As classes wrap up this Tuesday, students are preparing for finals –– but not right away. Prior to the pre-exam pencil sharpening and deep breaths, come three days of a “study period” from Wednesday, Dec. 8 to Friday, Dec. 10.
With libraries open and office hours back in person, students are once again crowding into study spaces on campus. With a sudden lack of structure for many students following a busy semester, they will be tested with the promise of free time before their actual exams.
“In my head, I plan on being up at 8 a.m., getting a coffee and not leaving the library all day. It always ends up not being that intense,” said Camille van der Watt ’24. Learning from prior exam periods, van der Watt has now adopted the practice of using apps like Forest that utilize the Pomodoro method -– working in cycles of studying for two hours without the distraction of her phone, and then taking twenty minute breaks.
Sarah Kanuk ’25 plans on spending much of her time reviewing material at Crossings Café in Toni Morrison Hall, but taking breaks to head down to the gym when she feels she cannot focus and having restful evenings with her friends.
“I think that the University really encourages diversity of interest, but I don’t think that it comes from a wellness perspective,” Kanuk said. “It’s more of a personal decision to mindfully do nothing or to do something healing and that creates personal balance.”
Despite pressure from final exams and projects, recent University messages and programming have discussed student wellbeing.
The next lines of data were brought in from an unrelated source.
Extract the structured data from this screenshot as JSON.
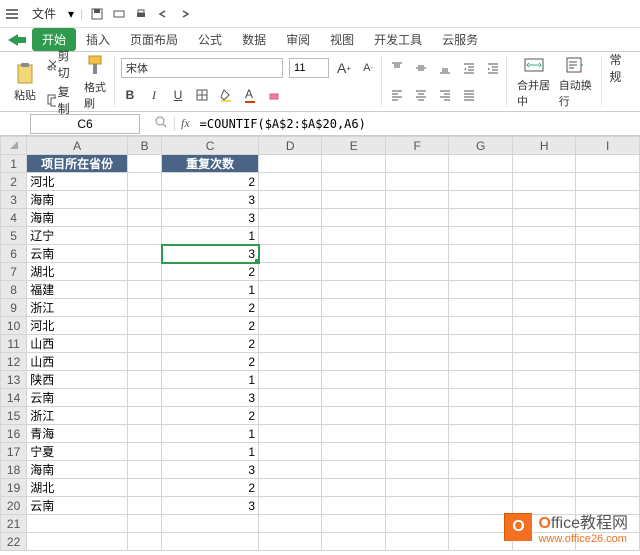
{
  "menubar": {
    "file_label": "文件"
  },
  "tabs": {
    "start": "开始",
    "insert": "插入",
    "layout": "页面布局",
    "formula": "公式",
    "data": "数据",
    "review": "审阅",
    "view": "视图",
    "developer": "开发工具",
    "cloud": "云服务"
  },
  "ribbon": {
    "paste": "粘贴",
    "cut": "剪切",
    "copy": "复制",
    "format_painter": "格式刷",
    "font_name": "宋体",
    "font_size": "11",
    "merge_center": "合并居中",
    "wrap_text": "自动换行",
    "general": "常规"
  },
  "namebox": "C6",
  "formula": "=COUNTIF($A$2:$A$20,A6)",
  "columns": [
    "A",
    "B",
    "C",
    "D",
    "E",
    "F",
    "G",
    "H",
    "I"
  ],
  "headerA": "项目所在省份",
  "headerC": "重复次数",
  "rows": [
    {
      "r": 2,
      "a": "河北",
      "c": 2
    },
    {
      "r": 3,
      "a": "海南",
      "c": 3
    },
    {
      "r": 4,
      "a": "海南",
      "c": 3
    },
    {
      "r": 5,
      "a": "辽宁",
      "c": 1
    },
    {
      "r": 6,
      "a": "云南",
      "c": 3
    },
    {
      "r": 7,
      "a": "湖北",
      "c": 2
    },
    {
      "r": 8,
      "a": "福建",
      "c": 1
    },
    {
      "r": 9,
      "a": "浙江",
      "c": 2
    },
    {
      "r": 10,
      "a": "河北",
      "c": 2
    },
    {
      "r": 11,
      "a": "山西",
      "c": 2
    },
    {
      "r": 12,
      "a": "山西",
      "c": 2
    },
    {
      "r": 13,
      "a": "陕西",
      "c": 1
    },
    {
      "r": 14,
      "a": "云南",
      "c": 3
    },
    {
      "r": 15,
      "a": "浙江",
      "c": 2
    },
    {
      "r": 16,
      "a": "青海",
      "c": 1
    },
    {
      "r": 17,
      "a": "宁夏",
      "c": 1
    },
    {
      "r": 18,
      "a": "海南",
      "c": 3
    },
    {
      "r": 19,
      "a": "湖北",
      "c": 2
    },
    {
      "r": 20,
      "a": "云南",
      "c": 3
    }
  ],
  "selected_row": 6,
  "selected_col": "C",
  "watermark": {
    "title_prefix": "O",
    "title_rest": "ffice教程网",
    "url": "www.office26.com"
  }
}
An email from Ryan Lombardi, Vice President for Student and Campus Life, to the student body encourages students to “get together with friends for a meal, participate in campus events and stay active” during these days before the exam period.
The Tatkon Center for First-Year Students is placing emphasis on balance,offering both peer-tutoring and “de-stressor” activities like origami and puzzles throughout the study period.
These types of in-person programming represent a departure from the largely remote or isolated study environments of the 2020-2021 academic year.
van der Watt mentioned that last semester’s COVID restrictions impacted her studying habits during this in-between period before finals. Due to the reservation system needed to work at libraries, she notes that “It was incredibly difficult to get into the libraries, so we ended up staying in our rooms a lot, making it much harder to be productive.”
Tori DiStefano ’23 also values setting distinct boundaries during her finals period, despite not having any exams.
“I was never a big library go-er before this year, but it’s been nice to have a place to disconnect school and personal life,” she said.
Because her course load is largely centered around independent study and final projects she’s found that she has even more freedom than usual to define her schedule, centering around her personal work habits.
“I focus a lot around meals: between breakfast and lunch, I get stuff done around the house and go to the gym; between lunch and dinner, I do my work because that’s when I typically have the most energy; and after dinner, I try to relax,” said DiStefano.
Just as DiStefano plans on centering her schedule around her productivity patterns, Kanuk notes that she goes about her studying via a similarly personalized model. With three full days to study and complete her final assignments, she plans to distribute the work according to how she’s feeling.
“When I feel like being creative, I’ll be working on a project. When I feel like sitting down to test my knowledge, I’ll do a practice exam,” says Kanuk.
With different forms of final assessment –– whether it be online quizzes, typical in-person exams, essays or presentations –– alongside different exam schedules and unique study methods, there is surely no one-size-fits-all approach to study days.